• _WHAT IS NEEDED_: Look through the lines below and extract each one that contains "this".

• _RECORDS SUPPLIED_:
####

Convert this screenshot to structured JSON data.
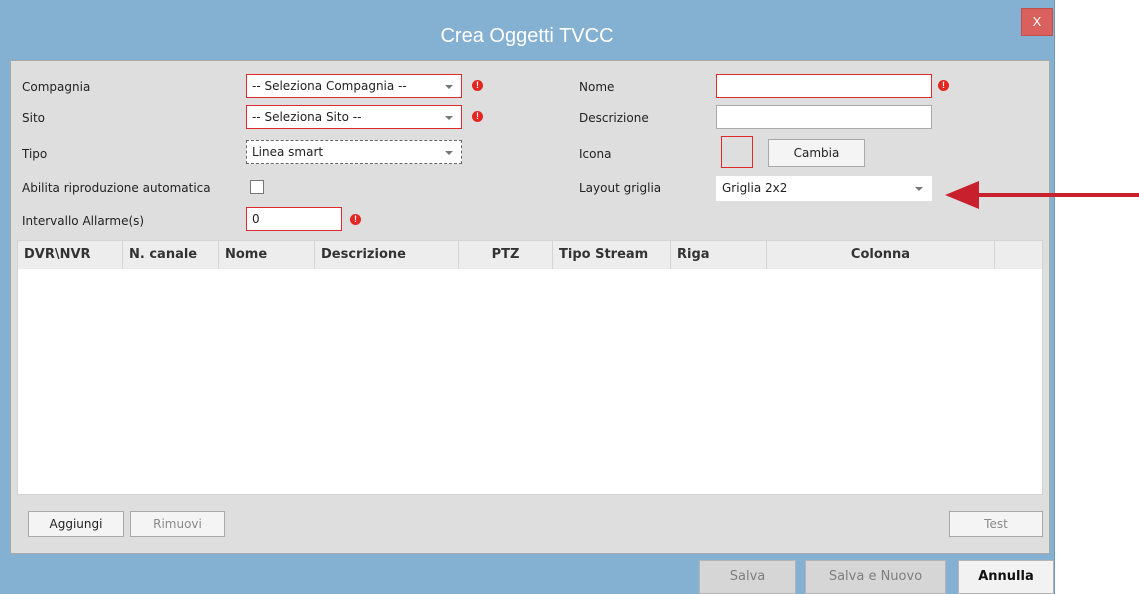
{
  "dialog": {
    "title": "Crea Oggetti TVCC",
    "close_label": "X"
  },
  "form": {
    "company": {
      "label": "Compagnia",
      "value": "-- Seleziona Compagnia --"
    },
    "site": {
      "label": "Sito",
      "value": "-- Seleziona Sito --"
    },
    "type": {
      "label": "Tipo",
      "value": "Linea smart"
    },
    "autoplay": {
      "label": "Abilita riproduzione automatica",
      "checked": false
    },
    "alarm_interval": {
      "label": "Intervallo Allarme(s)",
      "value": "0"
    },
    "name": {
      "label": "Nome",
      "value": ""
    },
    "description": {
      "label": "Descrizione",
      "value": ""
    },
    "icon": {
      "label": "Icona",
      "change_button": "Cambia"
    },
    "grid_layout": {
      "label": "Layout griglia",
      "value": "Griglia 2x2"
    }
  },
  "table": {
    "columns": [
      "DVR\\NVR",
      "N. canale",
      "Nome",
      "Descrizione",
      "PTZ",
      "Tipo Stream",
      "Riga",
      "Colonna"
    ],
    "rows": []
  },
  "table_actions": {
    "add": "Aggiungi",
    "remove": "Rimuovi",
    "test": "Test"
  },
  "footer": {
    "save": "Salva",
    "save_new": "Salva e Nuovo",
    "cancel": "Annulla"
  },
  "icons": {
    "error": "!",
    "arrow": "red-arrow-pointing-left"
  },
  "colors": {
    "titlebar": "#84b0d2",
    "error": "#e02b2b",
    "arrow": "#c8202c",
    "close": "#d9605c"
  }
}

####

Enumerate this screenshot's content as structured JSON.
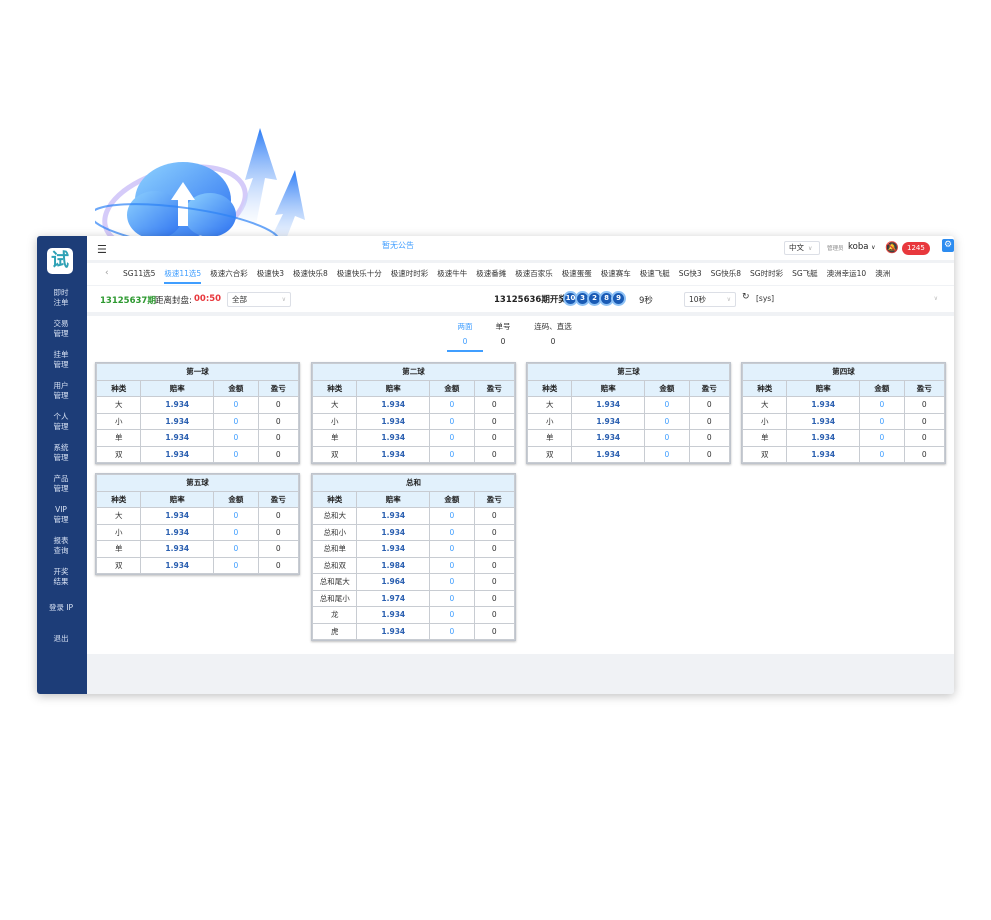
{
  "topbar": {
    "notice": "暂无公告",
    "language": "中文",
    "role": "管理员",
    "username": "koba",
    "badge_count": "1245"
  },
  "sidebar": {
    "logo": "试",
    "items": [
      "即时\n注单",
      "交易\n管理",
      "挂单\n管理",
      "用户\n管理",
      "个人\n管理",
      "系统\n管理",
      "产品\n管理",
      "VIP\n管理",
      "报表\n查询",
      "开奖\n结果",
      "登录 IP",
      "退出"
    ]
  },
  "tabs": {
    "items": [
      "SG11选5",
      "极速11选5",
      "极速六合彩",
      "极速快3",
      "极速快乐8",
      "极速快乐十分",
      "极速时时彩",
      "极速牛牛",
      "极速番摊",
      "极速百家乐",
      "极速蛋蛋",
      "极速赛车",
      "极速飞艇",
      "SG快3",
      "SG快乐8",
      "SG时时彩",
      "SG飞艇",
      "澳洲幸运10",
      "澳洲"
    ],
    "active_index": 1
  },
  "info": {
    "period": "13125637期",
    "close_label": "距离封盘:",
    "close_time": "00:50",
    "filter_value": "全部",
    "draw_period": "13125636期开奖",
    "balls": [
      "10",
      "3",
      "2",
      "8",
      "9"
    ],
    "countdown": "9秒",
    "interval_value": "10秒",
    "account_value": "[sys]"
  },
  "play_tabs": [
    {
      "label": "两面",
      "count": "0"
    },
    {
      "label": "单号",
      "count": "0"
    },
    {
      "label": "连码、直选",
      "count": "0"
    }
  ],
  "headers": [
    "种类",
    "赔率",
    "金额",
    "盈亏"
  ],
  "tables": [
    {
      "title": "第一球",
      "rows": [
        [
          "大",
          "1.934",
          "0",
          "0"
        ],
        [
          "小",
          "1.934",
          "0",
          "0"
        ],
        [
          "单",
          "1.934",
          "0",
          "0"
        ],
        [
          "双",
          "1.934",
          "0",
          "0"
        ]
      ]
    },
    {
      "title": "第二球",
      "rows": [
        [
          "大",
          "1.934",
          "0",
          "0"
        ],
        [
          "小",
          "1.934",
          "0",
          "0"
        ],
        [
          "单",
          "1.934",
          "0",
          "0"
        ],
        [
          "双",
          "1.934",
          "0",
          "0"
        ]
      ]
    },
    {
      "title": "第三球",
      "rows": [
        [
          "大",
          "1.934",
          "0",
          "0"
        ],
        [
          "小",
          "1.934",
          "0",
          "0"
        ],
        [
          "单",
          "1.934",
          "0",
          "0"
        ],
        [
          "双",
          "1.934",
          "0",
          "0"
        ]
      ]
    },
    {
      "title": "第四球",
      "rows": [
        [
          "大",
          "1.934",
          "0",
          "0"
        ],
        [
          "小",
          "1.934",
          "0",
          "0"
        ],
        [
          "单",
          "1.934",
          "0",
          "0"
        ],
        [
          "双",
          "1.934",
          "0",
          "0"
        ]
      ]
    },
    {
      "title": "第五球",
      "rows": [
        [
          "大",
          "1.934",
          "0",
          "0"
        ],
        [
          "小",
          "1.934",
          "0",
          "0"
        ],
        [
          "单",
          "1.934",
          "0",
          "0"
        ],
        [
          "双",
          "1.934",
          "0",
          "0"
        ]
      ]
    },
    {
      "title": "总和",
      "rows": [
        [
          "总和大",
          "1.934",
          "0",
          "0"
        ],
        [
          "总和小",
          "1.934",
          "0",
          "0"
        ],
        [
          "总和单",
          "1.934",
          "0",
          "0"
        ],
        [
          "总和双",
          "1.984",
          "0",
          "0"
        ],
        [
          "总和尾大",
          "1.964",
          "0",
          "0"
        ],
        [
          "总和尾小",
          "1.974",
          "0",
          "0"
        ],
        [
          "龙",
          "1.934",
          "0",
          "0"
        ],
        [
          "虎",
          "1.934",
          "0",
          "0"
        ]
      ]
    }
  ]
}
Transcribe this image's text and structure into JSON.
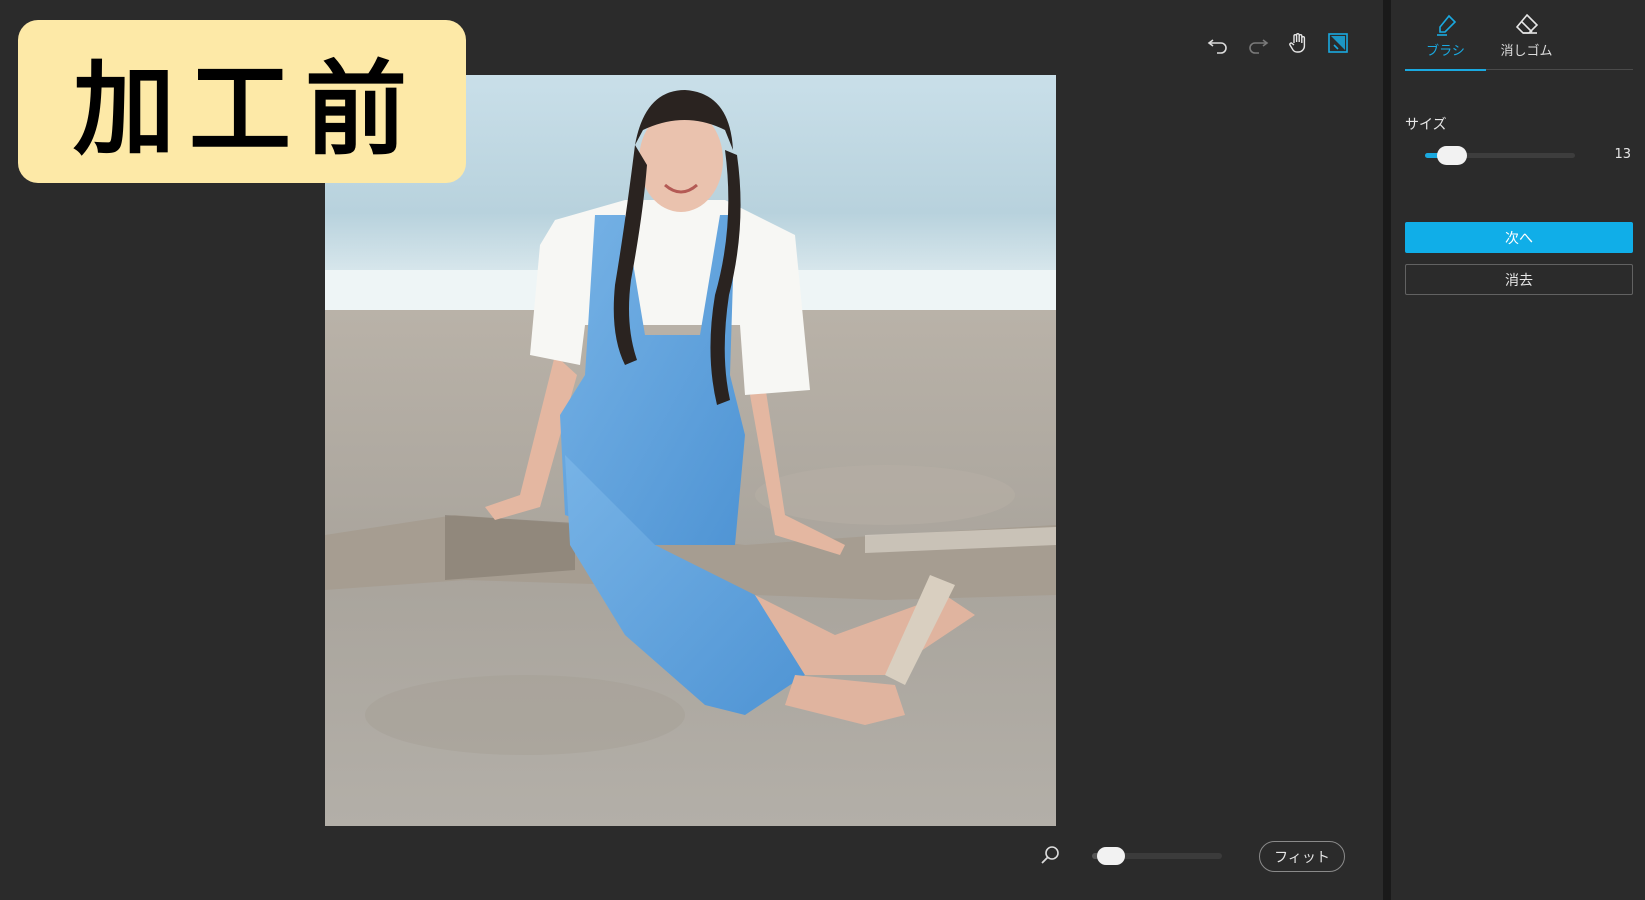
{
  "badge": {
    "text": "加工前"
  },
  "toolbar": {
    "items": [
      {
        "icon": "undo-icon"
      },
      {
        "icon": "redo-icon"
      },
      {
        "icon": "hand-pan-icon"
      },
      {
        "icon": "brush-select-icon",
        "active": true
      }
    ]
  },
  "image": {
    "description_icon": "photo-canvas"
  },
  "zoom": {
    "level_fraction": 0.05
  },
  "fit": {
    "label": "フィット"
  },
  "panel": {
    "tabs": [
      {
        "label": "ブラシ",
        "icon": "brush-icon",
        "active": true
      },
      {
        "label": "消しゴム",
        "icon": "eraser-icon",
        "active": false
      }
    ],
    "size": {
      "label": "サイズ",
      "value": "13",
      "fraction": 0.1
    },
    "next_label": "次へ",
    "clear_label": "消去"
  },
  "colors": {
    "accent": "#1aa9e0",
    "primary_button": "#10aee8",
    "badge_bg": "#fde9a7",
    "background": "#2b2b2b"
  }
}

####

• _RESPONSE AREA_:
Convert this screenshot to structured JSON data.
Enumerate this screenshot's content as structured JSON.
Transcribe this image's text and structure into JSON.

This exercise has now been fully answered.